Declaring, “Truly the Spirit of the Lord is in this place,” he thanked the students. “You are mentors to us in leading us into the Lord’s presence.”

Sixteen-year-old Marissa Flannery of Auburn, Washington, represented the new generation with a powerful stream of prayer, exhortation and promise before the offering.

Wood responded that this church is in for a great future with prayer warriors like that.

Then he called on the worshipers to make an investment in the future of our Fellowship with the offering for AGTrust scholarships. One of the core values of our Movement is to strategically invest in new generations of Pentecostals.

Statistics say most teens will drop out of church as adults. “It’s not going to happen in the Assemblies of God!” Wood said.

The AGTrust helps fund two categories of scholarships, the General Superintendent’s Scholarship, a $30,000 four-year award; and the Ralph Riggs Scholarship, a one-year $5,000 grant.

Thursday’s offering marked the launch of a new category, the “Make a Difference” Scholarship. These will be $1,000 awards, which school presidents say may be the decision tipping point for students wanting, but needing help, to come to an AG school.

Wood said our church’s most valuable possession is not buildings but our young people. “Let’s invest in them.” He asked for cash gifts and pledges to be paid within a specific period as indicated on the “Our Choice—Their Future” offering envelopes.

In his message, Cooper outlined characteristics of searchers and things which distract us from finding. Searchers care, searchers find and searchers celebrate.

When it comes to searching and reaching people who are far from God, we have either condemnation or compassion. The Pharisees condemned, but sinners were not afraid of Jesus. He cared, he related, and he hung out with the thugs because He wanted to reach them.

Cooper recounted a game of Hide-N-Seek in which his four-year-old hid too well. Unable to find the boy, he began to panic. “I didn’t say I’ve got two boys and the one on the way is a boy. I’ll still have three.”

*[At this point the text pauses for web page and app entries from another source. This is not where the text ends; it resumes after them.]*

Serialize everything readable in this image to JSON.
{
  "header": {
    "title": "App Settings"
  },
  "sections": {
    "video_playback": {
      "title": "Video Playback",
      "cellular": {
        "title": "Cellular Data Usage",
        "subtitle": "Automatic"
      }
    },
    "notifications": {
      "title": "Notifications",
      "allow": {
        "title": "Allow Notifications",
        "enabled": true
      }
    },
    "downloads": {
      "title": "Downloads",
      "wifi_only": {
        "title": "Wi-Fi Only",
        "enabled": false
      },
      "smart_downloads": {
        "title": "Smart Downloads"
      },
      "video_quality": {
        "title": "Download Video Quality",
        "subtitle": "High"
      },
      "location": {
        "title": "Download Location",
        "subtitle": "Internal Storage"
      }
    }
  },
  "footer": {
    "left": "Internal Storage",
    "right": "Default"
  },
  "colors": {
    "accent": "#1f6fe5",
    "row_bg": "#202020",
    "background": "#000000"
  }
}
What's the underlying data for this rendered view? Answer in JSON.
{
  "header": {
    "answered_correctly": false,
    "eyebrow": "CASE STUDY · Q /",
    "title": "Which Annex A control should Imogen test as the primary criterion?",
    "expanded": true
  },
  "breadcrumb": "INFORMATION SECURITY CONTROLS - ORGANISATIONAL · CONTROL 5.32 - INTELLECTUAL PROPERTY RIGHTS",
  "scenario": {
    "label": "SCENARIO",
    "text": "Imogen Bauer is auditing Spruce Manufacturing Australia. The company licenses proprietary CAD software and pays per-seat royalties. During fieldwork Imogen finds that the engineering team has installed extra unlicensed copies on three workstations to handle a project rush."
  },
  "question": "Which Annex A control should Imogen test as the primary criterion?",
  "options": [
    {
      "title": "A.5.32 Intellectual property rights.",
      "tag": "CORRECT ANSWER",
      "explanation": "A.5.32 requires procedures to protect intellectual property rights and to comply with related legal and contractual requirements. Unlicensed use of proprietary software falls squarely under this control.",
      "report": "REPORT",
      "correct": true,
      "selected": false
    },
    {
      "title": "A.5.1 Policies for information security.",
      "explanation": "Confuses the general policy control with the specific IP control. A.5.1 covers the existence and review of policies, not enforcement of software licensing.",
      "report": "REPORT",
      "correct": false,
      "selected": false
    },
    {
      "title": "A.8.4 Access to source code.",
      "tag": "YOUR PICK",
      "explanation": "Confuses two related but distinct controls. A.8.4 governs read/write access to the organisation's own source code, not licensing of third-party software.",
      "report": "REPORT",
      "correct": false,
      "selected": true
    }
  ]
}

The lost one was his focus. He was not even thinking about the other two. “The same care and compassion, the same motivation that drove me to find my lost son is the compassion and care God wants you and me to have for those who are far from him.” Not a drug addict, alcoholic, or whatever, “That’s somebody’s son or daughter, somebody’s brother or sister, or somebody’s loved one…”

Cooper warned of the distraction of “inwardness.” We naturally focus on ourselves. It takes work to stay focused outward. “We knew the Lord called us to be searchers.” He and his wife had prayed People’s Church would be a “safe place for people to hear a dangerous message.”

Still, when people far from God began to come, it pulled them out of their comfort zone. They had to determine not to put up barriers, but to build bridges. “We’re not going to put up security lights. We are going to put out search lights!” he said.

The church is not here for us. “We are the Church, and we’re here for the world!”

The Shepherd found the lost sheep and the woman of the house found her lost coin. Searchers find and they celebrate. The shepherd took the lost lamb in his arms, carried him home, and called in the neighbors to celebrate. The woman called her neighbors to rejoice with her over her recovered coin. Cooper said the Bible makes a great deal about one.

People coming to Christ never loses its awe, Cooper said. “When one person comes to Christ, heaven erupts!”

Mel Surface

The late Mel Surface (1946-2018) was a writer, pastor, and former staff member at the national and North Texas District Assemblies of God offices. A journalism graduate of the University of Houston, he served as a newspaper and magazine reporter and editor. The author of two books, his writings regularly appeared in a variety of print and internet publications.